#### [Work request]
Please copy each line below that contains the word "Colégio".

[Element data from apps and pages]

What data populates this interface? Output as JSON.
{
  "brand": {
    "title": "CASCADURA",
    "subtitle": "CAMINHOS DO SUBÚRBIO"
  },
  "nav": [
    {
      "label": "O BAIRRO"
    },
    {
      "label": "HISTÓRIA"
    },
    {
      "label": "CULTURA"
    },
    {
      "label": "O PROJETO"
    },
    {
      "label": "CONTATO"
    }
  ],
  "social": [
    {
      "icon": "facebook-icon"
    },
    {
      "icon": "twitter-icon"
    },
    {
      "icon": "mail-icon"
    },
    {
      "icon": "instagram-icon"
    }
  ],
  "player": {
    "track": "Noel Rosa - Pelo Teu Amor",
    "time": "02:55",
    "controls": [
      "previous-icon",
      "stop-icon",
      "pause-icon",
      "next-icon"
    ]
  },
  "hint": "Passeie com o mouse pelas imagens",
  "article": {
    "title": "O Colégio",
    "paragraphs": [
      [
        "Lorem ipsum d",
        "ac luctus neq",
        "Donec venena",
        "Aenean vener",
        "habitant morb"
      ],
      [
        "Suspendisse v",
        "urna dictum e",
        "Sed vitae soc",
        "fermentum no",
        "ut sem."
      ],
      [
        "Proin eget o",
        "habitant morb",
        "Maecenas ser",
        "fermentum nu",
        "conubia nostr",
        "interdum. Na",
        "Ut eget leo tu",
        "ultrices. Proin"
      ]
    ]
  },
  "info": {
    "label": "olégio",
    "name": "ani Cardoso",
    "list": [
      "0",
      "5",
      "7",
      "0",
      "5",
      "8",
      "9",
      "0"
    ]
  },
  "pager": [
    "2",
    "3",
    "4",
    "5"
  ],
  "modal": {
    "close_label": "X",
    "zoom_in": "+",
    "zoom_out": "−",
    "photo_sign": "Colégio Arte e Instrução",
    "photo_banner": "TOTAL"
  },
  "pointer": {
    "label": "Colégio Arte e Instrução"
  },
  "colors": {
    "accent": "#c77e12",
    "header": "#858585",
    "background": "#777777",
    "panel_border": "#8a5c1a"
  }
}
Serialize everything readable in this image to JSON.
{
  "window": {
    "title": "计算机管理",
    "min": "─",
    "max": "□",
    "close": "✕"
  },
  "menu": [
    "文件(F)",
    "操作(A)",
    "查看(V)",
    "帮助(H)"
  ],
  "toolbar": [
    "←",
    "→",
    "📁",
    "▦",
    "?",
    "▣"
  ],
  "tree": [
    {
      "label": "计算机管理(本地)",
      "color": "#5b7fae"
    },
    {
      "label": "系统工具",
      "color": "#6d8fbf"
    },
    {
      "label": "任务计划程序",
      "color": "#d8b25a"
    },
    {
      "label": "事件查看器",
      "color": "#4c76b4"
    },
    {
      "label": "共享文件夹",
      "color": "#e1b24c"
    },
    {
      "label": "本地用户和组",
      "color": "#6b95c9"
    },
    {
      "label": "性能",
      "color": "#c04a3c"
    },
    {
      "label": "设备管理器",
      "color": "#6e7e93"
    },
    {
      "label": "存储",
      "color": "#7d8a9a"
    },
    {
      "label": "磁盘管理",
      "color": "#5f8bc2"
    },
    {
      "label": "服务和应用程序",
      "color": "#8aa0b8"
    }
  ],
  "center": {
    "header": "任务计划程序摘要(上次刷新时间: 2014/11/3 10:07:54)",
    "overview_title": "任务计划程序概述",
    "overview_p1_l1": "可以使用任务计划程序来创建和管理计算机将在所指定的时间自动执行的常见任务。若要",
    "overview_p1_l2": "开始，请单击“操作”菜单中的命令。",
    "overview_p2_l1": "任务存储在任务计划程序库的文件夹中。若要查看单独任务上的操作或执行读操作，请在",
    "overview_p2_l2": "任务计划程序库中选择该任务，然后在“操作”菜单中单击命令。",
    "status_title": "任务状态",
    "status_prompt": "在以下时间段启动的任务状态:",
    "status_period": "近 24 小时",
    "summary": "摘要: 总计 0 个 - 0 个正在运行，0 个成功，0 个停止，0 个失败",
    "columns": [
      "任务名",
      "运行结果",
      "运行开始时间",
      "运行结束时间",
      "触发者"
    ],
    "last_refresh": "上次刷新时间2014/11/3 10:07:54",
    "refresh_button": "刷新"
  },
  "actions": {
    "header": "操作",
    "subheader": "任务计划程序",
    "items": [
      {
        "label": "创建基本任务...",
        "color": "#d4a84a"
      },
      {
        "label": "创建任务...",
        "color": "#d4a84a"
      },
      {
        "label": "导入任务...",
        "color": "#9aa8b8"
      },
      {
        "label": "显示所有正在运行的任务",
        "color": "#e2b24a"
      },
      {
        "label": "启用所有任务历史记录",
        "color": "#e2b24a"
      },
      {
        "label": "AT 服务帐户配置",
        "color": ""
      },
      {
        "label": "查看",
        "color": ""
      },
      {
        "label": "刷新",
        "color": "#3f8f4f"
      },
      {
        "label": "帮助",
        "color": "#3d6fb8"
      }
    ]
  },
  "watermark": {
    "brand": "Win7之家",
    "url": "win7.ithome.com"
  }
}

#### [Task result]
    "title": "O Colégio",
    "photo_sign": "Colégio Arte e Instrução",
    "label": "Colégio Arte e Instrução"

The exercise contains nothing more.